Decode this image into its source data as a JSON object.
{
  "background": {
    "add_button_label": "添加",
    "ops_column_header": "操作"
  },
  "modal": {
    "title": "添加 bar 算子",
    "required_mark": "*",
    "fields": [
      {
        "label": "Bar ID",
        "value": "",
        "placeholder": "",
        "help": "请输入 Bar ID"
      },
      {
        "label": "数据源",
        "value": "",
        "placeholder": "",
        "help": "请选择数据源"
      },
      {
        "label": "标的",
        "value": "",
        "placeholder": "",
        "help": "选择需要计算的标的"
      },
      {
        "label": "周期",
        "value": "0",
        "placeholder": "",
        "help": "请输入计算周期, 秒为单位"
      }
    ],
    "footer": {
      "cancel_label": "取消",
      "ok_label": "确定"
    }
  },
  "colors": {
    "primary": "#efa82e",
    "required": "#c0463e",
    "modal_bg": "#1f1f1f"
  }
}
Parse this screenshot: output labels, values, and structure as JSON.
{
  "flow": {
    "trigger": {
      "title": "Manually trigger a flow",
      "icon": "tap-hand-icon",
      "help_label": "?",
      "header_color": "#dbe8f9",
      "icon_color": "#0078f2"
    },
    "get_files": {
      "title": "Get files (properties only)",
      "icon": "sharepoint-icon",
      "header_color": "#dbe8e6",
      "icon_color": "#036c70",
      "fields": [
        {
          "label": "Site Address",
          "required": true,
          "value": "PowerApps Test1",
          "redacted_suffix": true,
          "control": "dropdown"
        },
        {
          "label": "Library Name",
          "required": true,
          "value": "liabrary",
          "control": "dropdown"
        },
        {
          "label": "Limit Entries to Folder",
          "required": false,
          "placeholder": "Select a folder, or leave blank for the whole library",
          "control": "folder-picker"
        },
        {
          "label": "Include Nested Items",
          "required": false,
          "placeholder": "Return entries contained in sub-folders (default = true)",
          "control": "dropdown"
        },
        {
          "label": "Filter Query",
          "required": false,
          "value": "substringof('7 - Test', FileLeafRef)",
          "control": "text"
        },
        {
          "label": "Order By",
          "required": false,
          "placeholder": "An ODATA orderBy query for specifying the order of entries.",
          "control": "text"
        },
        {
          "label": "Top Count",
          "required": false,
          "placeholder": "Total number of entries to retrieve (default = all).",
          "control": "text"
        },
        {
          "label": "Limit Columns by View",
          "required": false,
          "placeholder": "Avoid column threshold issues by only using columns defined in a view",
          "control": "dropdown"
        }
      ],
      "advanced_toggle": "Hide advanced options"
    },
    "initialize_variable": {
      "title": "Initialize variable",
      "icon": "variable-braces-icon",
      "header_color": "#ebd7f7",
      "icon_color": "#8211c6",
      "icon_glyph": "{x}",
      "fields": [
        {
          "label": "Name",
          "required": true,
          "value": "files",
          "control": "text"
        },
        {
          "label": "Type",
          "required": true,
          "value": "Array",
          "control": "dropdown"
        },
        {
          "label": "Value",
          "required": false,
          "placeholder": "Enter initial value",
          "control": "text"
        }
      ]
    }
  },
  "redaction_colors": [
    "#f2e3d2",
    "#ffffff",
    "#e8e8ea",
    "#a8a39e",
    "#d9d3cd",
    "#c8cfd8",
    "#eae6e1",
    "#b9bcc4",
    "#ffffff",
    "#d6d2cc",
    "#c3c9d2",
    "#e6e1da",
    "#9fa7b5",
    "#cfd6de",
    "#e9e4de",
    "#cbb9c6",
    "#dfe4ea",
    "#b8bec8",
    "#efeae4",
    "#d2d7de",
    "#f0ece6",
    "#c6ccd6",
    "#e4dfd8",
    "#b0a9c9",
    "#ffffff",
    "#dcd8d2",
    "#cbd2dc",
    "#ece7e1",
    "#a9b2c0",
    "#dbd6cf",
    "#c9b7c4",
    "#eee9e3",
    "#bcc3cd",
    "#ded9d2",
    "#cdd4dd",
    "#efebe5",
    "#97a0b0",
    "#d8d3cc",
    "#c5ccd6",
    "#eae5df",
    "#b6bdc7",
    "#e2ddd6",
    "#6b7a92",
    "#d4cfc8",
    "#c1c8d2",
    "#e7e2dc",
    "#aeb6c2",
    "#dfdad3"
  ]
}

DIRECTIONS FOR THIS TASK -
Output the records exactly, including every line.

TASK OUTPUT -
Decode this image into its source data as a JSON object.
{
  "background": {
    "add_button_label": "添加",
    "ops_column_header": "操作"
  },
  "modal": {
    "title": "添加 bar 算子",
    "required_mark": "*",
    "fields": [
      {
        "label": "Bar ID",
        "value": "",
        "placeholder": "",
        "help": "请输入 Bar ID"
      },
      {
        "label": "数据源",
        "value": "",
        "placeholder": "",
        "help": "请选择数据源"
      },
      {
        "label": "标的",
        "value": "",
        "placeholder": "",
        "help": "选择需要计算的标的"
      },
      {
        "label": "周期",
        "value": "0",
        "placeholder": "",
        "help": "请输入计算周期, 秒为单位"
      }
    ],
    "footer": {
      "cancel_label": "取消",
      "ok_label": "确定"
    }
  },
  "colors": {
    "primary": "#efa82e",
    "required": "#c0463e",
    "modal_bg": "#1f1f1f"
  }
}
Parse this screenshot: output labels, values, and structure as JSON.
{
  "flow": {
    "trigger": {
      "title": "Manually trigger a flow",
      "icon": "tap-hand-icon",
      "help_label": "?",
      "header_color": "#dbe8f9",
      "icon_color": "#0078f2"
    },
    "get_files": {
      "title": "Get files (properties only)",
      "icon": "sharepoint-icon",
      "header_color": "#dbe8e6",
      "icon_color": "#036c70",
      "fields": [
        {
          "label": "Site Address",
          "required": true,
          "value": "PowerApps Test1",
          "redacted_suffix": true,
          "control": "dropdown"
        },
        {
          "label": "Library Name",
          "required": true,
          "value": "liabrary",
          "control": "dropdown"
        },
        {
          "label": "Limit Entries to Folder",
          "required": false,
          "placeholder": "Select a folder, or leave blank for the whole library",
          "control": "folder-picker"
        },
        {
          "label": "Include Nested Items",
          "required": false,
          "placeholder": "Return entries contained in sub-folders (default = true)",
          "control": "dropdown"
        },
        {
          "label": "Filter Query",
          "required": false,
          "value": "substringof('7 - Test', FileLeafRef)",
          "control": "text"
        },
        {
          "label": "Order By",
          "required": false,
          "placeholder": "An ODATA orderBy query for specifying the order of entries.",
          "control": "text"
        },
        {
          "label": "Top Count",
          "required": false,
          "placeholder": "Total number of entries to retrieve (default = all).",
          "control": "text"
        },
        {
          "label": "Limit Columns by View",
          "required": false,
          "placeholder": "Avoid column threshold issues by only using columns defined in a view",
          "control": "dropdown"
        }
      ],
      "advanced_toggle": "Hide advanced options"
    },
    "initialize_variable": {
      "title": "Initialize variable",
      "icon": "variable-braces-icon",
      "header_color": "#ebd7f7",
      "icon_color": "#8211c6",
      "icon_glyph": "{x}",
      "fields": [
        {
          "label": "Name",
          "required": true,
          "value": "files",
          "control": "text"
        },
        {
          "label": "Type",
          "required": true,
          "value": "Array",
          "control": "dropdown"
        },
        {
          "label": "Value",
          "required": false,
          "placeholder": "Enter initial value",
          "control": "text"
        }
      ]
    }
  },
  "redaction_colors": [
    "#f2e3d2",
    "#ffffff",
    "#e8e8ea",
    "#a8a39e",
    "#d9d3cd",
    "#c8cfd8",
    "#eae6e1",
    "#b9bcc4",
    "#ffffff",
    "#d6d2cc",
    "#c3c9d2",
    "#e6e1da",
    "#9fa7b5",
    "#cfd6de",
    "#e9e4de",
    "#cbb9c6",
    "#dfe4ea",
    "#b8bec8",
    "#efeae4",
    "#d2d7de",
    "#f0ece6",
    "#c6ccd6",
    "#e4dfd8",
    "#b0a9c9",
    "#ffffff",
    "#dcd8d2",
    "#cbd2dc",
    "#ece7e1",
    "#a9b2c0",
    "#dbd6cf",
    "#c9b7c4",
    "#eee9e3",
    "#bcc3cd",
    "#ded9d2",
    "#cdd4dd",
    "#efebe5",
    "#97a0b0",
    "#d8d3cc",
    "#c5ccd6",
    "#eae5df",
    "#b6bdc7",
    "#e2ddd6",
    "#6b7a92",
    "#d4cfc8",
    "#c1c8d2",
    "#e7e2dc",
    "#aeb6c2",
    "#dfdad3"
  ]
}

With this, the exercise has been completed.